**WORK ORDER**
This exercise calls for copying every line below that holds the word "title".
▼
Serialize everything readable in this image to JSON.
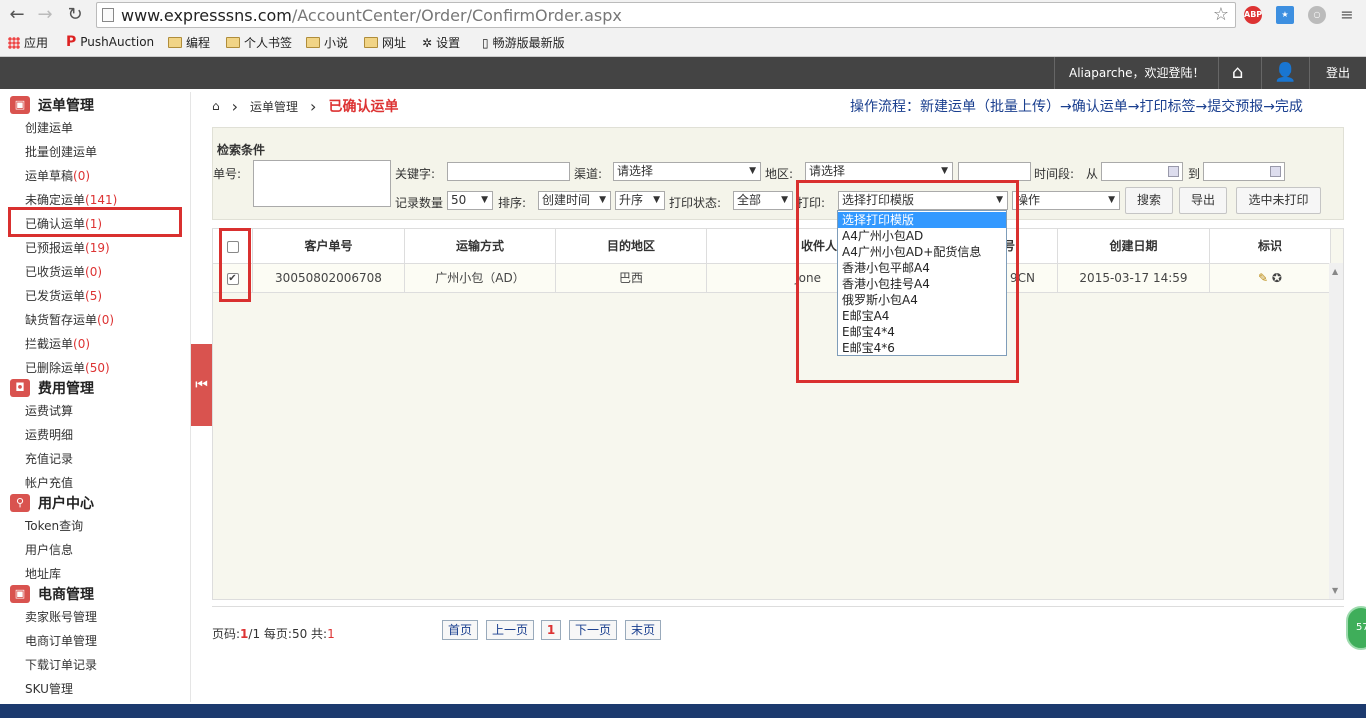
{
  "browser": {
    "url_host": "www.expresssns.com",
    "url_path": "/AccountCenter/Order/ConfirmOrder.aspx",
    "ext_abp": "ABP",
    "bookmarks": [
      "应用",
      "PushAuction",
      "编程",
      "个人书签",
      "小说",
      "网址",
      "设置",
      "畅游版最新版"
    ]
  },
  "topbar": {
    "greeting": "Aliaparche，欢迎登陆！",
    "logout": "登出"
  },
  "sidebar": {
    "sections": [
      {
        "title": "运单管理",
        "items": [
          {
            "label": "创建运单",
            "count": ""
          },
          {
            "label": "批量创建运单",
            "count": ""
          },
          {
            "label": "运单草稿",
            "count": "(0)"
          },
          {
            "label": "未确定运单",
            "count": "(141)"
          },
          {
            "label": "已确认运单",
            "count": "(1)"
          },
          {
            "label": "已预报运单",
            "count": "(19)"
          },
          {
            "label": "已收货运单",
            "count": "(0)"
          },
          {
            "label": "已发货运单",
            "count": "(5)"
          },
          {
            "label": "缺货暂存运单",
            "count": "(0)"
          },
          {
            "label": "拦截运单",
            "count": "(0)"
          },
          {
            "label": "已删除运单",
            "count": "(50)"
          }
        ]
      },
      {
        "title": "费用管理",
        "items": [
          {
            "label": "运费试算",
            "count": ""
          },
          {
            "label": "运费明细",
            "count": ""
          },
          {
            "label": "充值记录",
            "count": ""
          },
          {
            "label": "帐户充值",
            "count": ""
          }
        ]
      },
      {
        "title": "用户中心",
        "items": [
          {
            "label": "Token查询",
            "count": ""
          },
          {
            "label": "用户信息",
            "count": ""
          },
          {
            "label": "地址库",
            "count": ""
          }
        ]
      },
      {
        "title": "电商管理",
        "items": [
          {
            "label": "卖家账号管理",
            "count": ""
          },
          {
            "label": "电商订单管理",
            "count": ""
          },
          {
            "label": "下载订单记录",
            "count": ""
          },
          {
            "label": "SKU管理",
            "count": ""
          }
        ]
      }
    ]
  },
  "breadcrumb": {
    "section": "运单管理",
    "current": "已确认运单"
  },
  "flow_text": "操作流程：新建运单（批量上传）→确认运单→打印标签→提交预报→完成",
  "search": {
    "title": "检索条件",
    "order_no_label": "单号:",
    "keyword_label": "关键字:",
    "channel_label": "渠道:",
    "channel_value": "请选择",
    "region_label": "地区:",
    "region_value": "请选择",
    "period_label": "时间段:",
    "from_label": "从",
    "to_label": "到",
    "count_label": "记录数量",
    "count_value": "50",
    "sort_label": "排序:",
    "sort_value": "创建时间",
    "order_value": "升序",
    "print_status_label": "打印状态:",
    "print_status_value": "全部",
    "print_label": "打印:",
    "print_value": "选择打印模版",
    "action_value": "操作",
    "search_btn": "搜索",
    "export_btn": "导出",
    "unprinted_btn": "选中未打印"
  },
  "print_options": [
    "选择打印模版",
    "A4广州小包AD",
    "A4广州小包AD+配货信息",
    "香港小包平邮A4",
    "香港小包挂号A4",
    "俄罗斯小包A4",
    "E邮宝A4",
    "E邮宝4*4",
    "E邮宝4*6"
  ],
  "table": {
    "headers": [
      "客户单号",
      "运输方式",
      "目的地区",
      "收件人",
      "号",
      "创建日期",
      "标识"
    ],
    "row": {
      "customer_no": "30050802006708",
      "shipping": "广州小包（AD）",
      "destination": "巴西",
      "recipient": "Jone",
      "tracking": "9CN",
      "created": "2015-03-17 14:59"
    }
  },
  "pager": {
    "page_label": "页码:",
    "page": "1",
    "of": "/1 每页:50 共:",
    "total": "1",
    "first": "首页",
    "prev": "上一页",
    "current": "1",
    "next": "下一页",
    "last": "末页"
  },
  "bubble_text": "57"
}
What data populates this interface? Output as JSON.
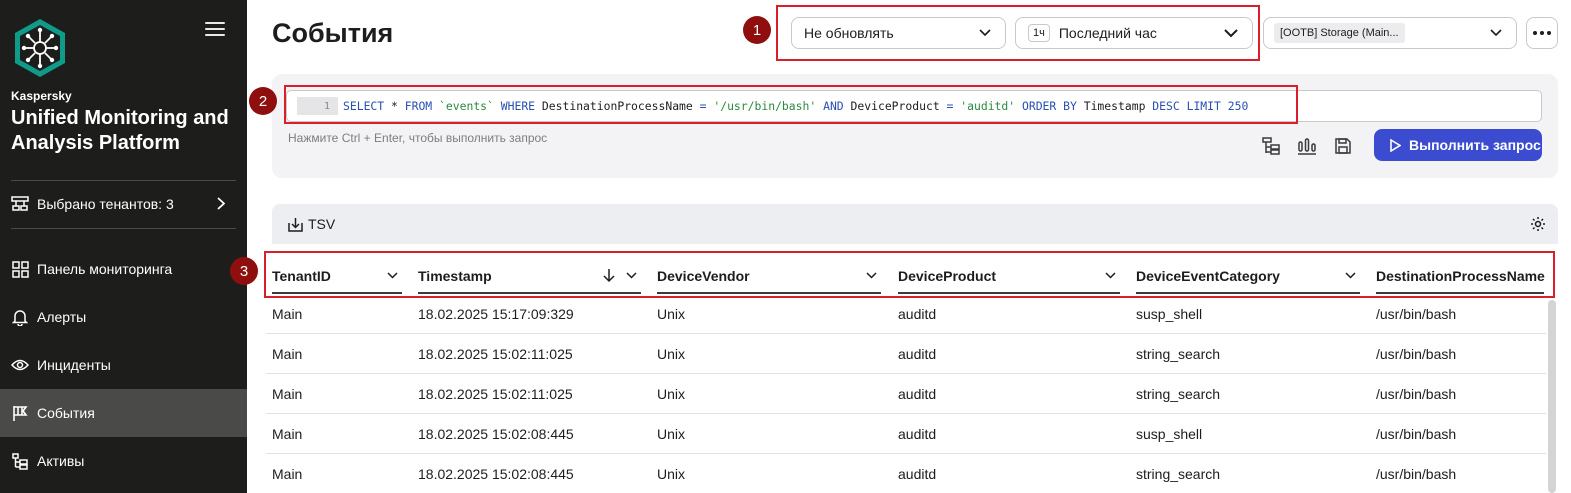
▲
**SOLUTION TO THIS PROBLEM**
        "title": "运单管理",
        "title": "费用管理",
        "title": "用户中心",
        "title": "电商管理",
    "title": "检索条件",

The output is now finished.